How does my garden grow?

This is a beautifully cool as it looks

This is as beautifully cool as it looks

Recently the temperature in Melbourne reached 37 degrees. This is not unusual, and we can have a quite few days around that temperature. (It usually manages to get really hot in February, just as kids are going back to school for the start of the year.) Some places in Australia have been having obscenely high temperatures. Moomba, in South Australia, hit the highest recorded maximum with 49.6 C. That’s 121 F. That’s horrible.

Unlike many people we don’t have air conditioning. There are times when I consider it, but I always come back to its environmental impact — and the fact that we really don’t need it.

Instead we use a ceiling fan and a pedestal fan. And the passive cooling of our vine and maple tree.

My house faces north. There are no windows on the west side, and house next door is pretty close. So the west is protected and little heat comes in that way. This leaves the east and south sides. As you can see the vine covers the area between our eastern fence and the back door (which is sort of at the side!). This blocks out the morning sun, and heat.

IMG_6954

The maple tree and rain water tank

The maple tree protects the house from the south. So today the temperature indoors was only 27, about 10 degrees cooler. The heat rises when there are a few hot days — but then even air conditioning can struggle. (I am sure that air conditioning, fans, vines and everything else would have little impact in Moomba.)

And of course, both the tree and vine are deciduous, so they let in all the glorious warming winter sun.

The back yard, from under the cool vine

The back yard, from under the cool vine

And the veggie patch…? Well it is a waiting game — waiting for things to ripen.

Ripening capsicums -- orange ones!

Ripening capsicums — orange ones!

Ripening tomatoes

Ripening tomatoes

But I have munched a couple of early beans, and there are always some strawberries to harvest. My next garden job is to fertilise with the worm juice from the worm farm.

Advertisements

About anne54

Botanic artist
This entry was posted in How does my garden grow? and tagged , , , , , , , , , . Bookmark the permalink.

7 Responses to How does my garden grow?

  1. metan says:

    What a lovely green garden! We have a north facing house too, verandah roof over the front, no windows on the ends of the house (apart from a small toilet and bathroom one) and the sun never hits the back of the house. It makes a huge difference doesn’t it.

    We have weakened and have a small ac in the loungeroom though. It is only for that and the kitchen though and we keep the rest of the house shut up when it is on. A few years ago we had extra thick insulation installed and that makes a massive difference to the way the heat gets into the house (and the way the heat stays in in winter too!).

    Like

    • anneb54 says:

      I think the garden looks green because I don’t have lawn.
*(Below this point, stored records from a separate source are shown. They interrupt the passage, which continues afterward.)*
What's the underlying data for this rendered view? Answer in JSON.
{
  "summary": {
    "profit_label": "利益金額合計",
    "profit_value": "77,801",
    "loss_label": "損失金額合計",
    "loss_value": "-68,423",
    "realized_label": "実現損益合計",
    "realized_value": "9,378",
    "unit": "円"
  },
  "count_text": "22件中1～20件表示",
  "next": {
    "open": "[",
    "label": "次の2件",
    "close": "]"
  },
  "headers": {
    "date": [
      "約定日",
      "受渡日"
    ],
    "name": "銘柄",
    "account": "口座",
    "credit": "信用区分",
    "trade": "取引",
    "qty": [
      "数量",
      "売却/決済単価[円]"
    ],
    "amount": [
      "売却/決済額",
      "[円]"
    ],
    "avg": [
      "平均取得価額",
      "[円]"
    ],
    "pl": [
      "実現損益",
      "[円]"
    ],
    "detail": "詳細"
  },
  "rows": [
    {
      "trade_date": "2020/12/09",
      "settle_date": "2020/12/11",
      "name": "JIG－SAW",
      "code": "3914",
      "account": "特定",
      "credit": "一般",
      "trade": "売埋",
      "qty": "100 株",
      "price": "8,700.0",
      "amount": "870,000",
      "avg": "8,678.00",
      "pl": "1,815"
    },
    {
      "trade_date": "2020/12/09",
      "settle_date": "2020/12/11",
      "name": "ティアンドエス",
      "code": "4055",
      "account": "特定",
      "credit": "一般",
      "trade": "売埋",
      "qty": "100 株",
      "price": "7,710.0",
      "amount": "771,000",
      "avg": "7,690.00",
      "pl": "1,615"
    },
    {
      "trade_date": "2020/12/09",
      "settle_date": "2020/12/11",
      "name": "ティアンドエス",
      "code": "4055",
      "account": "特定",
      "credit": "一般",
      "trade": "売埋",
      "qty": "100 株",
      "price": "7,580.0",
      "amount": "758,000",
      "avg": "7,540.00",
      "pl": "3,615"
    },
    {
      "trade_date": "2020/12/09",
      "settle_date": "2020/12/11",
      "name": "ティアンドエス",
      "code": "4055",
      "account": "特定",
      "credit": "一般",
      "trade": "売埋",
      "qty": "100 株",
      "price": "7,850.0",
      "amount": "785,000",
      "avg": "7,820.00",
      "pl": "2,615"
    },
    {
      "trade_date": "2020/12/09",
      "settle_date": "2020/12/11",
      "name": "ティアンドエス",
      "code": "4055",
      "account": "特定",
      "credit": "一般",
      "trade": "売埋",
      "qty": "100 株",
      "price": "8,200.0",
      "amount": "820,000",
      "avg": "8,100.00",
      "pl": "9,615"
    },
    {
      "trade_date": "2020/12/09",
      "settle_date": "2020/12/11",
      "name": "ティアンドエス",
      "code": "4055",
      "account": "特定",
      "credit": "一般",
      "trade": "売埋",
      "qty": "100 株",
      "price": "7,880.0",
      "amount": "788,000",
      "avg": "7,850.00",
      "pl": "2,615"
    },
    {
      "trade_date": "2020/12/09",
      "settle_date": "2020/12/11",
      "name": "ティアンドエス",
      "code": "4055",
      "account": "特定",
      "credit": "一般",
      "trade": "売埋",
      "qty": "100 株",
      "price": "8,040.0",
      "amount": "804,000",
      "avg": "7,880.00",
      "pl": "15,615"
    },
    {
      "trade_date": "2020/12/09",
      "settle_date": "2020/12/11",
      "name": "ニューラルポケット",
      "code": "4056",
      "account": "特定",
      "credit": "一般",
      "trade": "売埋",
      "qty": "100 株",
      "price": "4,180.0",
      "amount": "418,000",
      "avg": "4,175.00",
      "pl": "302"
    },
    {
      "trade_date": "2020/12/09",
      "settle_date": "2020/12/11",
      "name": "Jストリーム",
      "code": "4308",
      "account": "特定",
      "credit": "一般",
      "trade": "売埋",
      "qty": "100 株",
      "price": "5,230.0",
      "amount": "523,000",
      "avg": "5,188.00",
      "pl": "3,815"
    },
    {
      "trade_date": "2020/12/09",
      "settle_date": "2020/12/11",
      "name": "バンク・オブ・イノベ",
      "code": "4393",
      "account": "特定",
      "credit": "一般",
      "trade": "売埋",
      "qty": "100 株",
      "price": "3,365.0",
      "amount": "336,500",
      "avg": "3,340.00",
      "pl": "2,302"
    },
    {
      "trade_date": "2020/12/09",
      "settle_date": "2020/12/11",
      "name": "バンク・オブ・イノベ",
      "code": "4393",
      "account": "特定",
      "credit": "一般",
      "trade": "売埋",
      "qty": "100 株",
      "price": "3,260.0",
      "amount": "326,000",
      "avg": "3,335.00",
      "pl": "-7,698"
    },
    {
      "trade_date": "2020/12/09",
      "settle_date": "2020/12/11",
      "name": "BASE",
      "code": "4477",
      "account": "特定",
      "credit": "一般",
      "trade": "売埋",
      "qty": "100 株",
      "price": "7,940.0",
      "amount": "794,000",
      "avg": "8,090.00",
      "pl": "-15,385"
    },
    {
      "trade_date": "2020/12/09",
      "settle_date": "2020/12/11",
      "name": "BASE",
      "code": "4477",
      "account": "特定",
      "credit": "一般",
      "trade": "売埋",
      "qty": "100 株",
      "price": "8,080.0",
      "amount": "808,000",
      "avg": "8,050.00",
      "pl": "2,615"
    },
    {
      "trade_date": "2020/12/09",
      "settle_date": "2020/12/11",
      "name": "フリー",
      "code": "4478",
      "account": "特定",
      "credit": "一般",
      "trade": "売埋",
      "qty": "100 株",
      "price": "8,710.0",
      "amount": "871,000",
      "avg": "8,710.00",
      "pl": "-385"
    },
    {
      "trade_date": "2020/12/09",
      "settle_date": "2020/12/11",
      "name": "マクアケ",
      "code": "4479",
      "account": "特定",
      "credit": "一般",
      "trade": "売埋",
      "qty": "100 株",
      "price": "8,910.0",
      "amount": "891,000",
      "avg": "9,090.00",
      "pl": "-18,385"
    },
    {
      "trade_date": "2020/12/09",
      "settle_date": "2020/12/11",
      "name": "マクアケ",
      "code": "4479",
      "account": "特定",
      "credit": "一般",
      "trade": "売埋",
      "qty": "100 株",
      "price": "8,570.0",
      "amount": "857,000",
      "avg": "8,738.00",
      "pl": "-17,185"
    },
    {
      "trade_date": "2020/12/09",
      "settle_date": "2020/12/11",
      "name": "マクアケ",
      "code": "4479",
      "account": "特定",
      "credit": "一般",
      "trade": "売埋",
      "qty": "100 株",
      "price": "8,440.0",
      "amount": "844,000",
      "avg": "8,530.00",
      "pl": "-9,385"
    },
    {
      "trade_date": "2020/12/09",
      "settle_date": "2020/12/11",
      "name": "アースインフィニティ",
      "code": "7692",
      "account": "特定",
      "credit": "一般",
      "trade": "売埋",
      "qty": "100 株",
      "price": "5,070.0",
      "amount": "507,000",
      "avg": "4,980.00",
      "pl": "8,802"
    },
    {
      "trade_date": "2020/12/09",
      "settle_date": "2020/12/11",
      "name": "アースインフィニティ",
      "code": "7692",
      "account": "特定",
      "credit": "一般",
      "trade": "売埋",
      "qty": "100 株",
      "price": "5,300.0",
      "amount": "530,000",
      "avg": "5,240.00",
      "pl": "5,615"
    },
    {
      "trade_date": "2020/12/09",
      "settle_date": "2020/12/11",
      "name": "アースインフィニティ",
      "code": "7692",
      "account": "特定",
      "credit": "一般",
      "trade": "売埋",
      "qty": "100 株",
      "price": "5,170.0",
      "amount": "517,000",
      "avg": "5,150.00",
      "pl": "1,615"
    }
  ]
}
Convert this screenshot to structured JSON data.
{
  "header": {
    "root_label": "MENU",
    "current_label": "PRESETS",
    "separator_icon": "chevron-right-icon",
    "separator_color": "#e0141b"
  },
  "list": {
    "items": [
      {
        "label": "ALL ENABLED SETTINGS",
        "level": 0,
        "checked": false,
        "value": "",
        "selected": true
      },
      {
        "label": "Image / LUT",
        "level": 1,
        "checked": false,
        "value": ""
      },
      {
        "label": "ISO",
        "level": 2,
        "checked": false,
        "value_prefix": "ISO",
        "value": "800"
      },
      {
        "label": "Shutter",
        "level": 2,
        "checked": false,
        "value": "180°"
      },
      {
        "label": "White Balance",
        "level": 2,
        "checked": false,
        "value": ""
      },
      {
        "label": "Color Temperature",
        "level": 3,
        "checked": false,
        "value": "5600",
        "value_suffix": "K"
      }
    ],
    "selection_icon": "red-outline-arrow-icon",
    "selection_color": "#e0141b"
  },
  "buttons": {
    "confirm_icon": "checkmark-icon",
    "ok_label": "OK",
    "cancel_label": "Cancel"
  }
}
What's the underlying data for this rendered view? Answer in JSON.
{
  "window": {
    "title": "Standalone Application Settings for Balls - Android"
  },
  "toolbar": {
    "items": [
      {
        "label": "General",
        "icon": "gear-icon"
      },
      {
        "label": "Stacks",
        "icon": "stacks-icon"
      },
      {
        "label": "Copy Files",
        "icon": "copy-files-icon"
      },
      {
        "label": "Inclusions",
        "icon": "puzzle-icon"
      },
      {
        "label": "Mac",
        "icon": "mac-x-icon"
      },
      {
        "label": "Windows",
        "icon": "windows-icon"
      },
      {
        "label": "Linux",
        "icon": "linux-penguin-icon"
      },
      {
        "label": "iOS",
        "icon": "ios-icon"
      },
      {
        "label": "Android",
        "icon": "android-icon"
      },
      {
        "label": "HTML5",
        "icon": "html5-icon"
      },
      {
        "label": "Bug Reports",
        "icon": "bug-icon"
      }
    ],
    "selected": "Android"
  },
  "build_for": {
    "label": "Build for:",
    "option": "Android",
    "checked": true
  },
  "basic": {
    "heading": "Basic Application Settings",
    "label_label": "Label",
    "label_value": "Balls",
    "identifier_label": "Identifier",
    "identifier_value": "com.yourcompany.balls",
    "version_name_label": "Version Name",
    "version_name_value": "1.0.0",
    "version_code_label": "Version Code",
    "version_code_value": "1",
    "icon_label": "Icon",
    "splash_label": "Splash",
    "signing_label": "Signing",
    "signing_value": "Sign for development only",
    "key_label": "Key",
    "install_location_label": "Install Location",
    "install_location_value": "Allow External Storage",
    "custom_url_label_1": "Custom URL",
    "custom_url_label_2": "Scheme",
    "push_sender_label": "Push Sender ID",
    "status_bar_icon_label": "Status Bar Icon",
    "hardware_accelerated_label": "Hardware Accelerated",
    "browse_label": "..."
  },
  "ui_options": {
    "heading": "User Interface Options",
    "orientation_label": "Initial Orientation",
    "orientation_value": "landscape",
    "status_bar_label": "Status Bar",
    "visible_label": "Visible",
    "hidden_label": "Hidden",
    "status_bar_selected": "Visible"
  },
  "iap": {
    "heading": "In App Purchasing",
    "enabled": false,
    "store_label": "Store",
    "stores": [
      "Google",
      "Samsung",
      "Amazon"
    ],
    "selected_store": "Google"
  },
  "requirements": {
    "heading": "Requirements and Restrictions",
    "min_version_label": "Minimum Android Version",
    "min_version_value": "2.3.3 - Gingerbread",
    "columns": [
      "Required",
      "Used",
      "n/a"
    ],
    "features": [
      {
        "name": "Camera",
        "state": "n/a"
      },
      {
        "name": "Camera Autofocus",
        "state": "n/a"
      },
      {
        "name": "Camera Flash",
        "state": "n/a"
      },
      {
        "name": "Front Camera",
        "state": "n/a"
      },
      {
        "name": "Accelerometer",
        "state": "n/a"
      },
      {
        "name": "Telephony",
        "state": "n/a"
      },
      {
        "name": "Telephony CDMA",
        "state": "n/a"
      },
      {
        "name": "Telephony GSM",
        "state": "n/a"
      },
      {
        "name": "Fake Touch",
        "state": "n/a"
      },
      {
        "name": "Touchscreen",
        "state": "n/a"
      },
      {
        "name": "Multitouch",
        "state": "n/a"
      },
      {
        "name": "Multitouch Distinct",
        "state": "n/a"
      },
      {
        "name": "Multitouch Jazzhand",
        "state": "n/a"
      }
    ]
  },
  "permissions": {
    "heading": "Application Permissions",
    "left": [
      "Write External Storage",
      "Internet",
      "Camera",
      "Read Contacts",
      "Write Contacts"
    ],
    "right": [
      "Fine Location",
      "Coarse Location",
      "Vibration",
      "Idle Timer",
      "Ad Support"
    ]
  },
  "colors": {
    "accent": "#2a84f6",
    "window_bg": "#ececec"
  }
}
As you know, it is so hard to keep it green, even with grey water. I decided a while ago that mowing was not for me. I don’t have children or dogs, both of whom need somewhere to run around. So no need for lawn/grass.

      You are right — the more sun you can keep out, the cooler the place is. Good insulation is fantastic.

      Like

  2. roberta4949 says:

    love those vines, and your yard looks inviting,of course I wont come over austrailia is a bit of a long walk for me, of course I swim pretty good but I dont think I could handle a great white shark biting me.lol

    Like

    • anneb54 says:

      The great white shark may make you swim a bit quicker!! But yes, walking and swimming are probably not options! I will just have to make my blogs as interesting as possible, so that you will feel like you are here! Thanks for visiting the blog….

      Like

  3. EvelynB says:

    I love your garden pictures, your vegies look delicious….

    Like

    • anneb54 says:

      Thanks Evelyn — but, just between you and me, I only take photos of the good parts! No photos of the capsicums and tomatoes that have been invaded by caterpillars or black spot on the roses!

      Like

  4. Pingback: How does my garden grow? | Anne Lawson

Nothing like a good natter, so let's have a chat!

Fill in your details below or click an icon to log in:

WordPress.com Logo

You are commenting using your WordPress.com account. Log Out / Change )

Twitter picture

You are commenting using your Twitter account. Log Out / Change )

Facebook photo

You are commenting using your Facebook account. Log Out / Change )

Google+ photo

You are commenting using your Google+ account. Log Out / Change )

Connecting to %s